It’s going to take more than just lower natural gas prices to uplift Egypt’s ailing cement industry, LaFarge Egypt CEO Solomon Baumgartner Aviles writes in an opinion piece (pdf).
According to Aviles, the price of natgas should be USD 1.7 per mmBtu — which is much lower than the current USD 4.5 per mmBtu manufacturers and exporters pay — to entice cement producers to use natgas instead of carbon-intensive coke fuel. Manufacturers can’t offload excess inventory through exports, either, because inflated production costs would make it hard to compete abroad, Aviles said. And it’s not just high energy prices that are driving the high input costs. A weaker EGP (since the float) and higher taxes also play into the difficulties, Aviles added. Cement manufacturing remains plagued by its longstanding oversupply problem, with existing production lines this year having the capacity to produce 38 mn tonnes more than the country needs, he notes. Background: Things have gone from bad to worse for the cement industry since the supply glut began in 2016.

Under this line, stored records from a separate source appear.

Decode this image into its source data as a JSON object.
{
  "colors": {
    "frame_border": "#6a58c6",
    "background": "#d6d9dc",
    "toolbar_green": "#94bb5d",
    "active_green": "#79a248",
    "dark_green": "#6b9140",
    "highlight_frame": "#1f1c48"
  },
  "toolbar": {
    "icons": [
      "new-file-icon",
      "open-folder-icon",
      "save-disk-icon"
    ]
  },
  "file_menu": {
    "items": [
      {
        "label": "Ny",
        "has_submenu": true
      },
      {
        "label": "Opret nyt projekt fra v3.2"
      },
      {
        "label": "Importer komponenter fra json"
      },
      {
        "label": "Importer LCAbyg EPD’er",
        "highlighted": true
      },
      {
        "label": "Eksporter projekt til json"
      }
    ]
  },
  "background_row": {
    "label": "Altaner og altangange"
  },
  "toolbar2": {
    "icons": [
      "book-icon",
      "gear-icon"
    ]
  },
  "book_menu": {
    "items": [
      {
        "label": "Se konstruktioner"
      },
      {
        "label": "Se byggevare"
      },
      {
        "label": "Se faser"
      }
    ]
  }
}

The inauguration of a large state-owned cement factory in 2018 intensified the pre-existing issues, quickly leading to several companies suspending operations, some temporarily and others permanently. The industry in September called for government intervention, saying it is time to explore “radical” solutions. You can read our deep dive into the cement industry from earlier this year when prospects for the sector already looked bleak.